Nibbelink’s colleagues vouch for this “harmlessness,” recalling many happy memories of their time working with her.

“Kathy makes me laugh every day,” said fellow secretary Mary Beth Stout. “I have so many great memories from working with her.  She makes coming to work fun.  She enjoys a good laugh, even if it is at her own expense, and she can take it as well as she can dish it.”

Secretary Arlene Graham has worked with Nibbelink since coming to FHC sixteen years ago and says she picked up on Nibbelink’s good humor almost immediately.

“Shortly after I started I knew it was going to be a journey when I got shot with a Nerf gun from across the office,” Graham said. “And it has been a journey.”

In the years since both Graham and Nibbelink have been at FHC, the school has seen three principals, nine assistant principals, six athletic directors, several counselors, and survived “numerous construction jobs.”

“Mrs. Nibbelink has always kept a great sense of humor throughout,” Graham said. “She will be missed.”

Gratitude in regards to Nibbelink and her role at FHC goes both ways.
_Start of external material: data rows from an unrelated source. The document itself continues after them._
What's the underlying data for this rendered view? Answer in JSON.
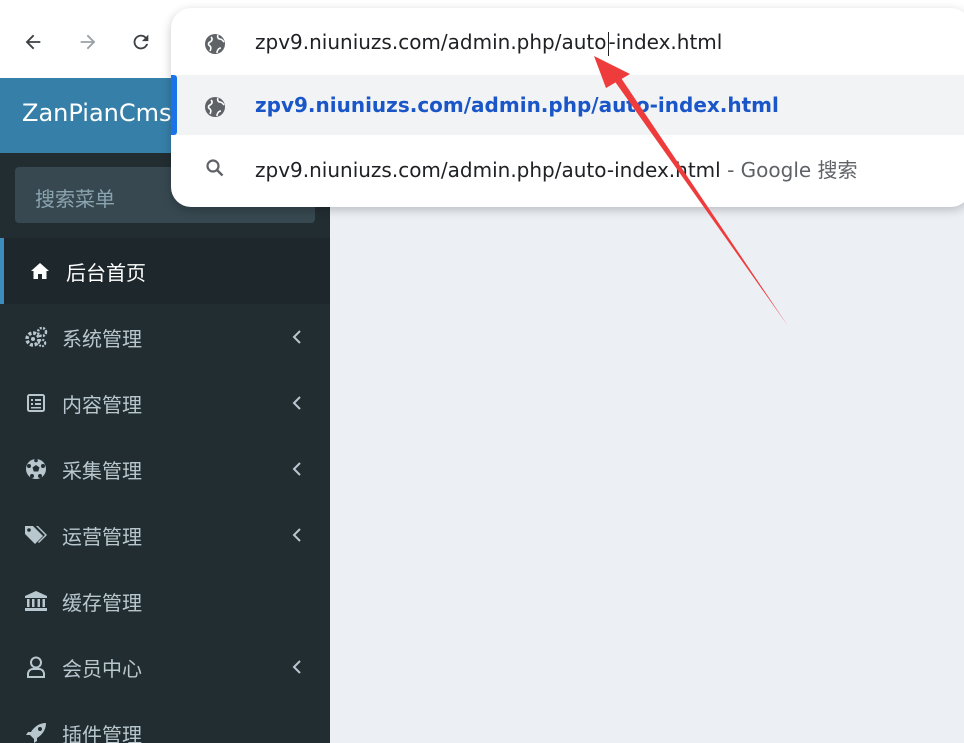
{
  "browser": {
    "back_icon": "arrow-left-icon",
    "forward_icon": "arrow-right-icon",
    "reload_icon": "reload-icon",
    "omnibox": {
      "input_before_caret": "zpv9.niuniuzs.com/admin.php/auto",
      "input_after_caret": "-index.html",
      "suggestion": "zpv9.niuniuzs.com/admin.php/auto-index.html",
      "search_query": "zpv9.niuniuzs.com/admin.php/auto-index.html",
      "search_suffix": "- Google 搜索"
    }
  },
  "admin": {
    "brand": "ZanPianCms",
    "search_placeholder": "搜索菜单",
    "menu": [
      {
        "label": "后台首页",
        "icon": "home-icon",
        "active": true,
        "has_children": false
      },
      {
        "label": "系统管理",
        "icon": "cogs-icon",
        "active": false,
        "has_children": true
      },
      {
        "label": "内容管理",
        "icon": "list-alt-icon",
        "active": false,
        "has_children": true
      },
      {
        "label": "采集管理",
        "icon": "soccer-ball-icon",
        "active": false,
        "has_children": true
      },
      {
        "label": "运营管理",
        "icon": "tags-icon",
        "active": false,
        "has_children": true
      },
      {
        "label": "缓存管理",
        "icon": "bank-icon",
        "active": false,
        "has_children": false
      },
      {
        "label": "会员中心",
        "icon": "user-icon",
        "active": false,
        "has_children": true
      },
      {
        "label": "插件管理",
        "icon": "rocket-icon",
        "active": false,
        "has_children": false
      }
    ]
  },
  "colors": {
    "brand_bar": "#367fa9",
    "sidebar": "#222d32",
    "active_item": "#1e282c",
    "active_border": "#3c8dbc",
    "content": "#ecf0f5",
    "suggestion_link": "#1a56c8",
    "annotation_arrow": "#ee3b3b"
  }
}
Just as she admires the talent of her Little Mermaid castmates, Nibbelink holds deep appreciation for both the students and staff at FHC.

“I am amazed at the dedication that they have to their grade point average, getting into college, getting scholarships, getting ahead, involvement in extracurricular activities and that kind of thing,” Nibbelink said of the students she interacts with each day. “It’s pretty amazing their work ethic and [the way] they’re involved in their future. They want to get ahead. And I think that’s great.”

She also has praise for the teachers of the school where she has spent over two decades doing behind-the-scenes work.

“I think oftentimes in the press and in the paper or on the television, teachers come across as whiners and complainers,” Nibbelink acknowledged. “But there’s an undercurrent, especially here, and I hear it because teachers come down and they’re concerned about one particular student or they’re concerned about a trend they’re seeing, and they’ll come down and talk to the counselors about it. They really do have a burden for their students, to help teach them and help them to learn and be successful.”

From her domain of the counseling office, Nibbelink has observed over twenty years of FHC history. Though her time at the school is approaching its end, the possibilities outside the walls of FHC for Nibbelink are doing just the opposite. Already busy with her therapy dog, eleven grandchildren, piano-playing, and theater involvement, Nibbelink plans to add travelling and volunteering to her list of activities in retirement. As of right now, “all options are open” regarding what her life may look like after she calls her last list of names down to the counseling office.

“It’s been a fun ride,” Nibbelink said. “I’m looking forward to the next chapter.”